“Everyone is talking about food. Chefs and food critics have become celebrities. To state that food production and consumption are increasingly in the public eye is to understate the point,” writes Andrew Chignell, associate professor of philosophy, and his two co-editors in the introduction of “Philosophy Comes to Dinner: Arguments about the Ethics of Eating” (2016, Routledge).
Yet, they contend, while there is agreement that our eating habits and food system are in need of an overhaul, there is no clear idea about which principles should guide the discussion. Historically, philosophers haven’t often weighed in on the issue of food, they say, but one aim of their book is to show that “arguments about food are of great philosophical interest and that the conclusions of those arguments will matter to many of us.”
The book includes contributions from 15 authors on topics ranging from factory farming to artificial ingredients. Other editors are Terence Cuneo of the University of Vermont and Matthew C. Halteman of Calvin College.
Part of the book focuses on dietary ideals, explaining different dietary systems and providing practical instructions on how to live out those ideals. The other part focuses on some of the puzzling questions raised by thinking about the ethics of eating: from whether veganism is always best in a complex system such as ours, to the pros and cons of eating local.
“I really enjoyed putting this book together with my two co-editors,” Chignell said. “Most of the authors are younger philosophers who had not yet written about food, so I was curious to see the results. They did not disappoint: there are some very creative approaches here to issues concerning complicity, weakness of will, gender and artificial ingredients.”

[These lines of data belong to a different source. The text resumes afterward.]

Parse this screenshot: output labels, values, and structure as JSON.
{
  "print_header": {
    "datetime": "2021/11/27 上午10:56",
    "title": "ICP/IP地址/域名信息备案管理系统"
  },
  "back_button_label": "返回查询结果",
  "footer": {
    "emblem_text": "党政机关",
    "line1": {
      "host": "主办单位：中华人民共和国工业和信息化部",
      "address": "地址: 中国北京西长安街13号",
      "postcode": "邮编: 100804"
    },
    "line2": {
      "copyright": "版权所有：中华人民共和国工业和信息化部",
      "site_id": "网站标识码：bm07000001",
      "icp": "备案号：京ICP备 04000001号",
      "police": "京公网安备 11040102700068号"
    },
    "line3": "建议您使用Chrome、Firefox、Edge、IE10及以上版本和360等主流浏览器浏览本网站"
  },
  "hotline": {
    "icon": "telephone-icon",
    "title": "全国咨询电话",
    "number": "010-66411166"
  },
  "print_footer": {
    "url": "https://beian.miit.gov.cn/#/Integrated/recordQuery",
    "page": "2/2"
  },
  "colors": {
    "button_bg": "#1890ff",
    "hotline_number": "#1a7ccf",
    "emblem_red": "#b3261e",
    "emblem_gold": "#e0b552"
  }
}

In addition to serving as co-editor, Chignell, who co-teaches a class at Cornell called “The Ethics of Eating” that is also offered as a Massive Open Online Course (MOOC) on EdX.org, contributed a chapter to the book entitled “Can we Really Vote with our Forks? Opportunism and the Threshold Chicken.”
In that chapter, Chignell explores whether the occasional purchase of a food that’s produced by a system that a person finds morally wrong (whether because of animal mistreatment, poor working conditions or other factors) can still be morally permissible because the system itself is insensitive to slight changes in demand. He also considers situations in which someone is offered these sorts of food products for free – say, at a party or an office lunch buffet. If someone feels that the system that produces these foods is morally objectionable, what is his or her obligation in such situations?
“In teaching the course I kept hearing from students who wanted to know how they could ‘make a difference’ so I started thinking about what our obligations are when it is almost certain that our decision to consume a certain product will have no effect on outcomes,” Chignell said. “A system that produces almost 60 billion land animals worldwide is so vast and contains so many buffers and waste at every stage that the chance of making a real difference (for chickens, or workers, or whatever) is pretty slim. Once we know that, what sorts of obligations do we have?”